I visited a pastor in Hong Kong last week as I was preparing for our new series on Nehemiah entitled “Change your world in 52 days” and part of our conversation was about how we sometimes preach too much about “comfort” and not enough about “affliction”. Nehemiah was living in comfort but he chose to move away from a life of affluence in order to influence and convince his own people to rebuild the broken walls of Jerusalem. In fact, he did much more than just rebuild broken walls he was there to help rebuild broken lives.
It reminded me of what Paul wrote in Philippians,
“But whatever were gains to me I now consider loss for the sake of Christ. What is more, I consider everything a loss because of the surpassing worth of knowing Christ Jesus my Lord, for whose sake I have lost all things. I consider them garbage, that I may gain Christ and be found in him, not having a righteousness of my own that comes from the law, but that which is through faith in Christ—the righteousness that comes from God on the basis of faith. I want to know Christ—yes, to know the power of his resurrection and participation in his sufferings, becoming like him in his death, and so, somehow, attaining to the resurrection from the dead.”
Paul suffered because he knew Christ and he expected suffering. Most of the time we say we want to know Christ but expect only comfort.
Between the time of Nehemiah and Paul, Jesus came and “made himself nothing, taking the very nature of a servant, being made in human likeness. And being found in appearance as a man, he humbled himself and became obedient to death – even death on a cross!” (Philippians 2:7-8). It is one thing to seek a comfortable life, but it is another thing to realise that Jesus never guaranteed us comfort, but he said that he would give us joy so that we can be like Paul and “rejoice also in our suffering.”
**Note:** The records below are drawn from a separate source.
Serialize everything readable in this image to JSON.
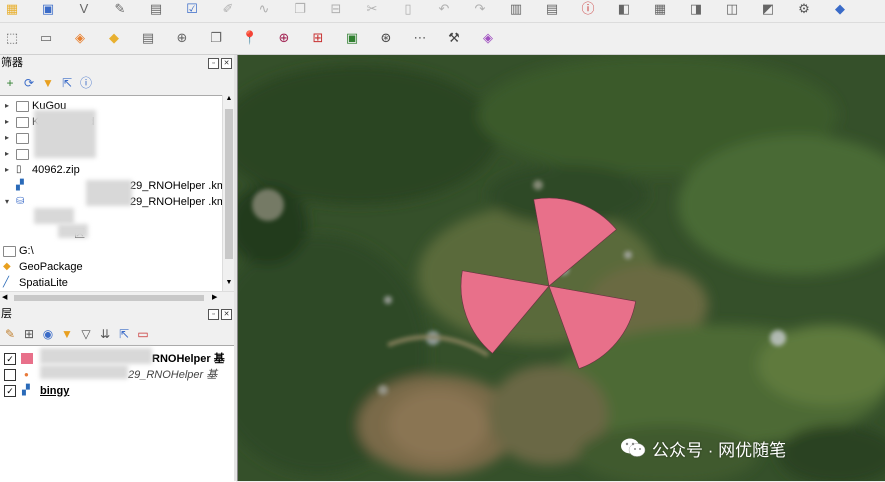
{
  "toolbar_top": {
    "icons": [
      "new-layer-icon",
      "save-icon",
      "vertex-icon",
      "digitize-icon",
      "edit-icon",
      "select-icon",
      "pencil-icon",
      "curve-icon",
      "copy-icon",
      "label-icon",
      "cut-icon",
      "paste-icon",
      "undo-icon",
      "redo-icon",
      "attribute-icon",
      "field-calc-icon",
      "identify-icon",
      "measure-icon",
      "statistics-icon",
      "tip-icon",
      "map-tips-icon",
      "hide-icon",
      "plugin-icon",
      "python-icon"
    ]
  },
  "toolbar_second": {
    "icons": [
      "select-feature-icon",
      "deselect-icon",
      "select-value-icon",
      "select-location-icon",
      "attribute-table-icon",
      "locate-icon",
      "copy-feature-icon",
      "pin-icon",
      "zoom-in-icon",
      "zoom-selection-icon",
      "zoom-layer-icon",
      "globe-icon",
      "xy-icon",
      "wrench-icon",
      "plugin-cube-icon"
    ]
  },
  "browser_panel": {
    "title": "筛器",
    "tools": [
      "add-icon",
      "refresh-icon",
      "filter-icon",
      "collapse-icon",
      "info-icon"
    ],
    "items": [
      {
        "label": "KuGou",
        "type": "folder",
        "expandable": true
      },
      {
        "label": "KuDownload",
        "type": "folder",
        "expandable": true
      },
      {
        "label": "",
        "type": "folder",
        "expandable": true
      },
      {
        "label": "",
        "type": "folder",
        "expandable": true
      },
      {
        "label": "40962.zip",
        "type": "zip",
        "expandable": true
      },
      {
        "label": "29_RNOHelper .km",
        "type": "kml",
        "expandable": false
      },
      {
        "label": "29_RNOHelper .km",
        "type": "db",
        "expandable": true
      },
      {
        "label": "",
        "type": "blank",
        "expandable": false
      },
      {
        "label": "区",
        "type": "blank",
        "expandable": false
      },
      {
        "label": "G:\\",
        "type": "drive",
        "expandable": false
      },
      {
        "label": "GeoPackage",
        "type": "geopackage",
        "expandable": false
      },
      {
        "label": "SpatiaLite",
        "type": "spatialite",
        "expandable": false
      }
    ]
  },
  "layers_panel": {
    "title": "层",
    "tools": [
      "style-icon",
      "add-group-icon",
      "visibility-icon",
      "filter-icon",
      "filter-legend-icon",
      "expand-icon",
      "collapse-icon",
      "remove-icon"
    ],
    "layers": [
      {
        "label": "RNOHelper 基",
        "checked": true,
        "italic": false,
        "bold": true,
        "color": "#e8708a"
      },
      {
        "label": "29_RNOHelper 基",
        "checked": false,
        "italic": true,
        "bold": false,
        "color": "#e87a3a"
      },
      {
        "label": "bingy",
        "checked": true,
        "italic": false,
        "bold": true,
        "color": "#2a6ab8"
      }
    ]
  },
  "map": {
    "sector_color": "#e8708a",
    "sector_count": 3
  },
  "watermark": {
    "text": "公众号 · 网优随笔"
  }
}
There is so much to learn from this series on Nehemiah and I am expectant that God will speak to us on how we can live out our calling and change the world!